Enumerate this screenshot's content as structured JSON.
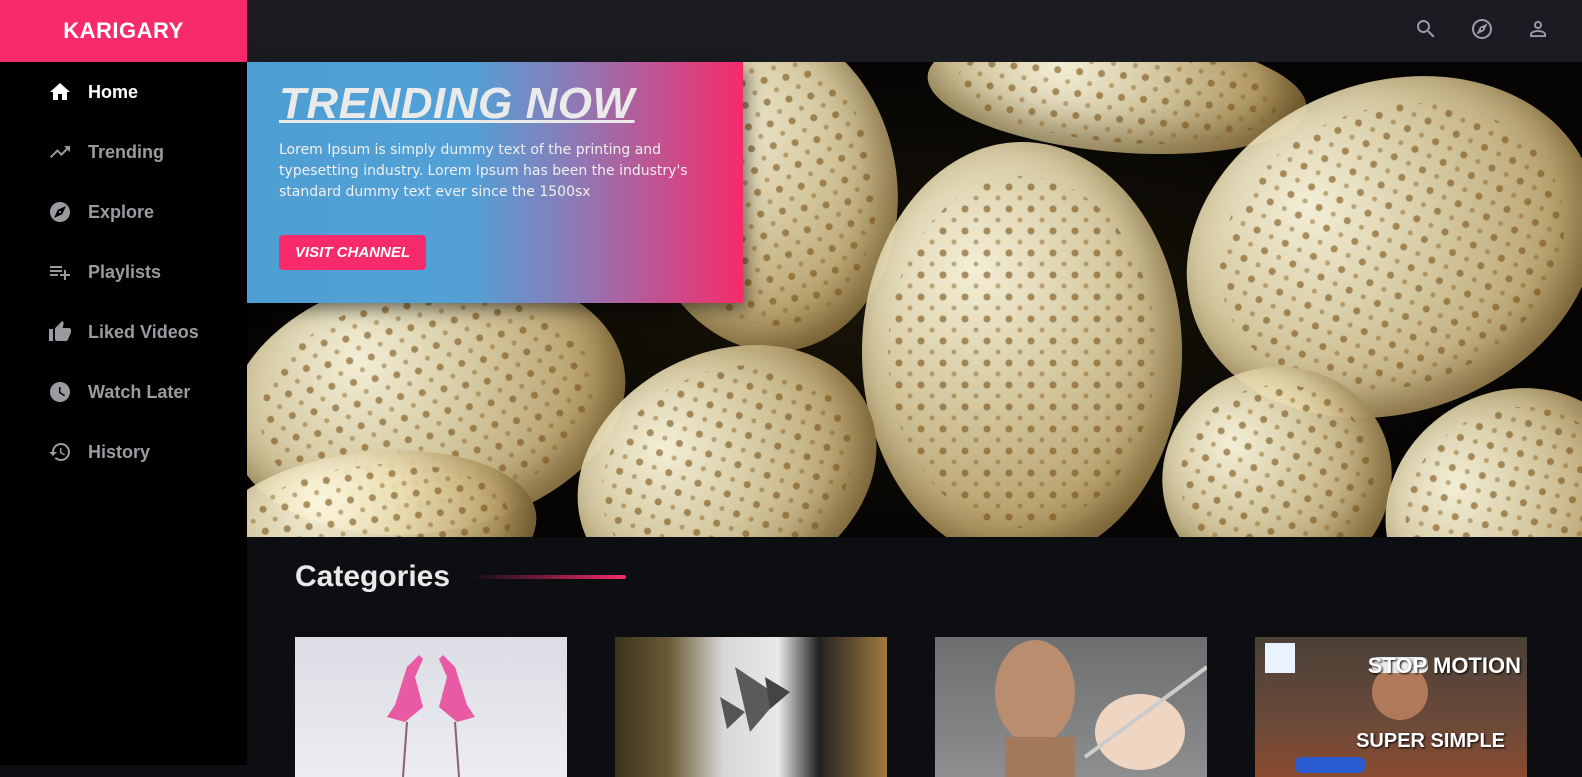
{
  "brand": {
    "name": "KARIGARY",
    "accent": "#f72a6b"
  },
  "sidebar": {
    "items": [
      {
        "label": "Home",
        "icon": "home-icon",
        "active": true
      },
      {
        "label": "Trending",
        "icon": "trending-up-icon",
        "active": false
      },
      {
        "label": "Explore",
        "icon": "compass-icon",
        "active": false
      },
      {
        "label": "Playlists",
        "icon": "playlist-add-icon",
        "active": false
      },
      {
        "label": "Liked Videos",
        "icon": "thumb-up-icon",
        "active": false
      },
      {
        "label": "Watch Later",
        "icon": "clock-icon",
        "active": false
      },
      {
        "label": "History",
        "icon": "history-icon",
        "active": false
      }
    ]
  },
  "topbar": {
    "icons": [
      "search-icon",
      "compass-icon",
      "user-icon"
    ]
  },
  "hero": {
    "title": "TRENDING NOW",
    "description": "Lorem Ipsum is simply dummy text of the printing and typesetting industry. Lorem Ipsum has been the industry's standard dummy text ever since the 1500sx",
    "button_label": "VISIT CHANNEL"
  },
  "categories": {
    "heading": "Categories",
    "thumbnails": [
      {
        "subject": "origami flamingos"
      },
      {
        "subject": "geometric paper sculpture"
      },
      {
        "subject": "clay bust sculpting"
      },
      {
        "subject": "stop motion",
        "text_top": "STOP MOTION",
        "text_bottom": "SUPER SIMPLE"
      }
    ]
  }
}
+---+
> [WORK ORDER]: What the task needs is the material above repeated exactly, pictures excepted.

> [EXERCISE OUTPUT]:
Enumerate this screenshot's content as structured JSON.
{
  "brand": {
    "name": "KARIGARY",
    "accent": "#f72a6b"
  },
  "sidebar": {
    "items": [
      {
        "label": "Home",
        "icon": "home-icon",
        "active": true
      },
      {
        "label": "Trending",
        "icon": "trending-up-icon",
        "active": false
      },
      {
        "label": "Explore",
        "icon": "compass-icon",
        "active": false
      },
      {
        "label": "Playlists",
        "icon": "playlist-add-icon",
        "active": false
      },
      {
        "label": "Liked Videos",
        "icon": "thumb-up-icon",
        "active": false
      },
      {
        "label": "Watch Later",
        "icon": "clock-icon",
        "active": false
      },
      {
        "label": "History",
        "icon": "history-icon",
        "active": false
      }
    ]
  },
  "topbar": {
    "icons": [
      "search-icon",
      "compass-icon",
      "user-icon"
    ]
  },
  "hero": {
    "title": "TRENDING NOW",
    "description": "Lorem Ipsum is simply dummy text of the printing and typesetting industry. Lorem Ipsum has been the industry's standard dummy text ever since the 1500sx",
    "button_label": "VISIT CHANNEL"
  },
  "categories": {
    "heading": "Categories",
    "thumbnails": [
      {
        "subject": "origami flamingos"
      },
      {
        "subject": "geometric paper sculpture"
      },
      {
        "subject": "clay bust sculpting"
      },
      {
        "subject": "stop motion",
        "text_top": "STOP MOTION",
        "text_bottom": "SUPER SIMPLE"
      }
    ]
  }
}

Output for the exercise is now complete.